## Task directions
Return each line of the records below in which the string "screenshot" turns up.

━━ Exercise materials ━━

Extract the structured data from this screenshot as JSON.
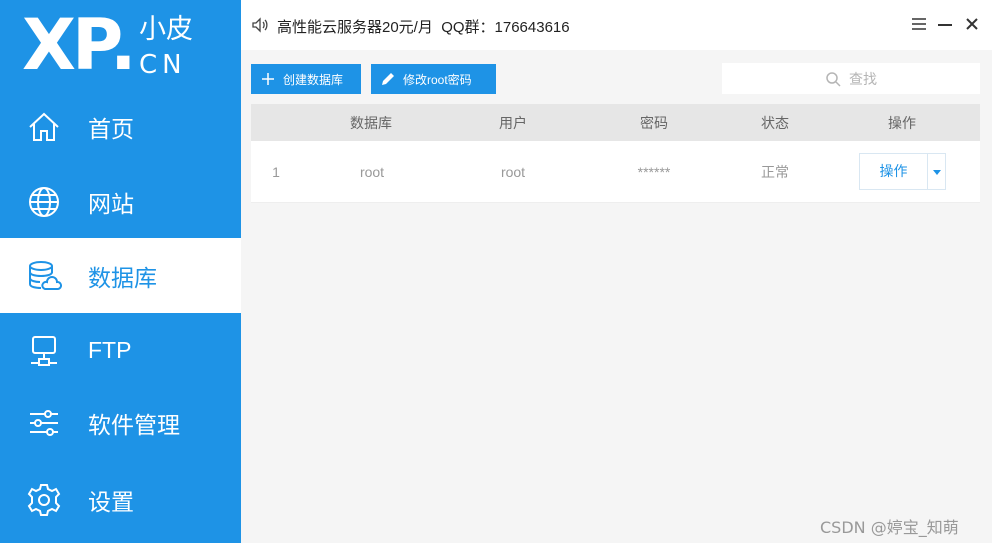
{
  "logo": {
    "mark": "XP",
    "dot": ".",
    "top_text": "小皮",
    "bottom_text": "CN"
  },
  "nav": [
    {
      "label": "首页",
      "icon": "home-icon"
    },
    {
      "label": "网站",
      "icon": "globe-icon"
    },
    {
      "label": "数据库",
      "icon": "database-icon",
      "active": true
    },
    {
      "label": "FTP",
      "icon": "monitor-icon"
    },
    {
      "label": "软件管理",
      "icon": "sliders-icon"
    },
    {
      "label": "设置",
      "icon": "gear-icon"
    }
  ],
  "titlebar": {
    "announcement": "高性能云服务器20元/月  QQ群：176643616"
  },
  "toolbar": {
    "create_label": "创建数据库",
    "change_pwd_label": "修改root密码"
  },
  "search": {
    "placeholder": "查找"
  },
  "table": {
    "headers": [
      "数据库",
      "用户",
      "密码",
      "状态",
      "操作"
    ],
    "rows": [
      {
        "index": "1",
        "database": "root",
        "user": "root",
        "password": "******",
        "status": "正常",
        "action": "操作"
      }
    ]
  },
  "watermark": "CSDN @婷宝_知萌",
  "colors": {
    "accent": "#1e93e6",
    "sidebar_bg": "#1e93e6",
    "header_bg": "#e6e6e6"
  }
}
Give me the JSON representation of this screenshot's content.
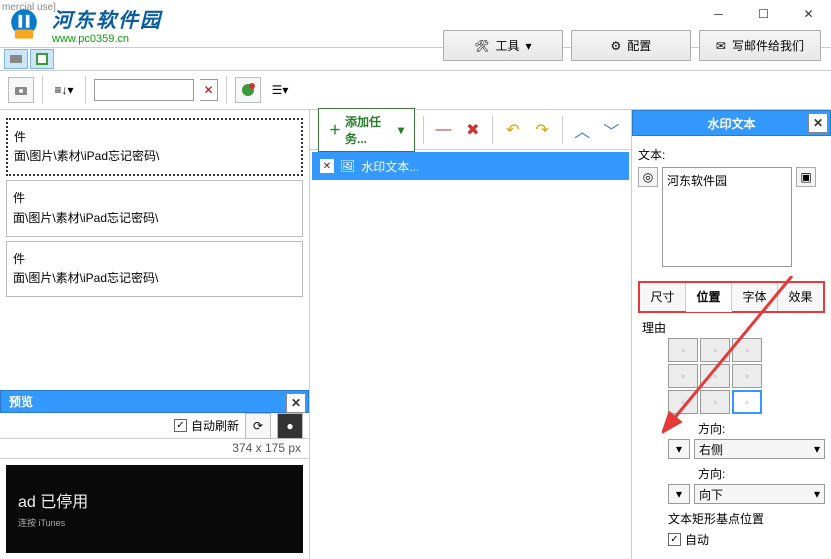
{
  "title_fragment": "mercial use]",
  "logo": {
    "title": "河东软件园",
    "url": "www.pc0359.cn"
  },
  "top_buttons": {
    "tools": "工具",
    "config": "配置",
    "mail": "写邮件给我们"
  },
  "toolbar": {
    "add_task": "添加任务..."
  },
  "list": {
    "items": [
      {
        "line1": "件",
        "line2": "面\\图片\\素材\\iPad忘记密码\\"
      },
      {
        "line1": "件",
        "line2": "面\\图片\\素材\\iPad忘记密码\\"
      },
      {
        "line1": "件",
        "line2": "面\\图片\\素材\\iPad忘记密码\\"
      }
    ]
  },
  "preview": {
    "title": "预览",
    "auto_refresh": "自动刷新",
    "dimensions": "374 x 175 px",
    "img_main": "ad 已停用",
    "img_sub": "连按 iTunes"
  },
  "task_row": {
    "label": "水印文本..."
  },
  "right": {
    "title": "水印文本",
    "text_label": "文本:",
    "text_value": "河东软件园",
    "tabs": {
      "size": "尺寸",
      "position": "位置",
      "font": "字体",
      "effect": "效果"
    },
    "reason_label": "理由",
    "direction_label": "方向:",
    "direction_right": "右侧",
    "direction_down": "向下",
    "rect_base_label": "文本矩形基点位置",
    "auto_label": "自动"
  }
}
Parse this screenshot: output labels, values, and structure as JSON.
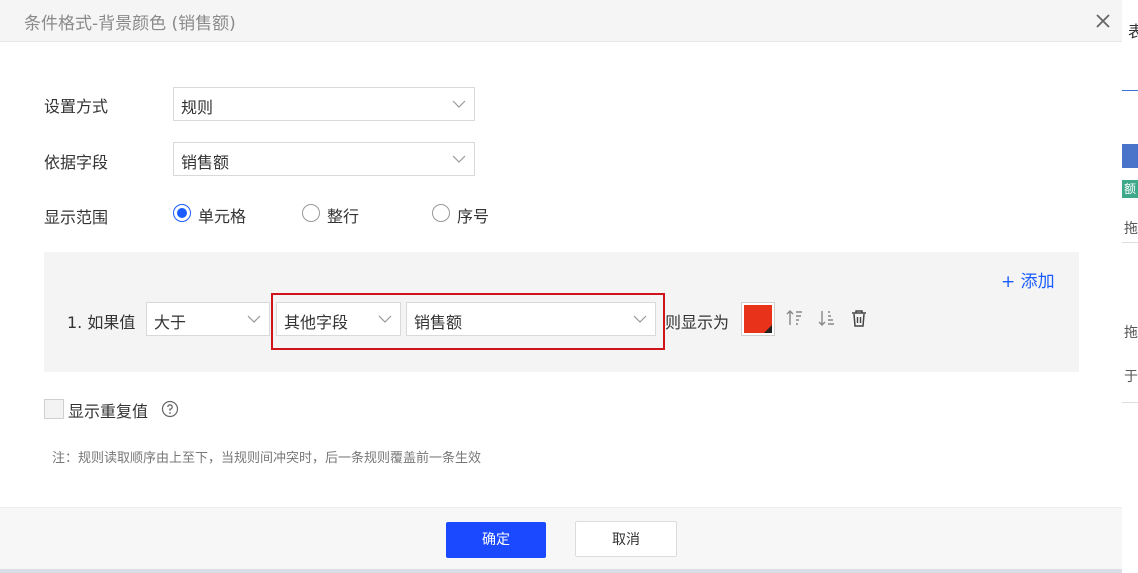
{
  "background_page": {
    "title_fragment": "表",
    "tag_fragment": "额",
    "row1_fragment": "拖入",
    "row2_fragment": "拖入",
    "row3_fragment": "于"
  },
  "dialog": {
    "title": "条件格式-背景颜色 (销售额)",
    "close_icon": "close-icon"
  },
  "form": {
    "setting_mode": {
      "label": "设置方式",
      "value": "规则"
    },
    "base_field": {
      "label": "依据字段",
      "value": "销售额"
    },
    "display_range": {
      "label": "显示范围",
      "options": [
        {
          "label": "单元格",
          "checked": true
        },
        {
          "label": "整行",
          "checked": false
        },
        {
          "label": "序号",
          "checked": false
        }
      ]
    }
  },
  "rules": {
    "add_label": "+ 添加",
    "items": [
      {
        "index_label": "1. 如果值",
        "operator": "大于",
        "compare_type": "其他字段",
        "compare_field": "销售额",
        "then_label": "则显示为",
        "color": "#e8321a"
      }
    ],
    "icons": {
      "move_up": "sort-up-icon",
      "move_down": "sort-down-icon",
      "delete": "trash-icon"
    }
  },
  "show_duplicates": {
    "label": "显示重复值",
    "checked": false,
    "help_icon": "help-icon"
  },
  "note": "注：规则读取顺序由上至下，当规则间冲突时，后一条规则覆盖前一条生效",
  "footer": {
    "ok_label": "确定",
    "cancel_label": "取消"
  },
  "colors": {
    "primary": "#1a49ff",
    "radio_accent": "#1a5cff",
    "highlight_border": "#d0121b"
  }
}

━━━

## Answer section
Extract the structured data from this screenshot as JSON.
Give me the JSON representation of this screenshot's content.
Parse this screenshot: output labels, values, and structure as JSON.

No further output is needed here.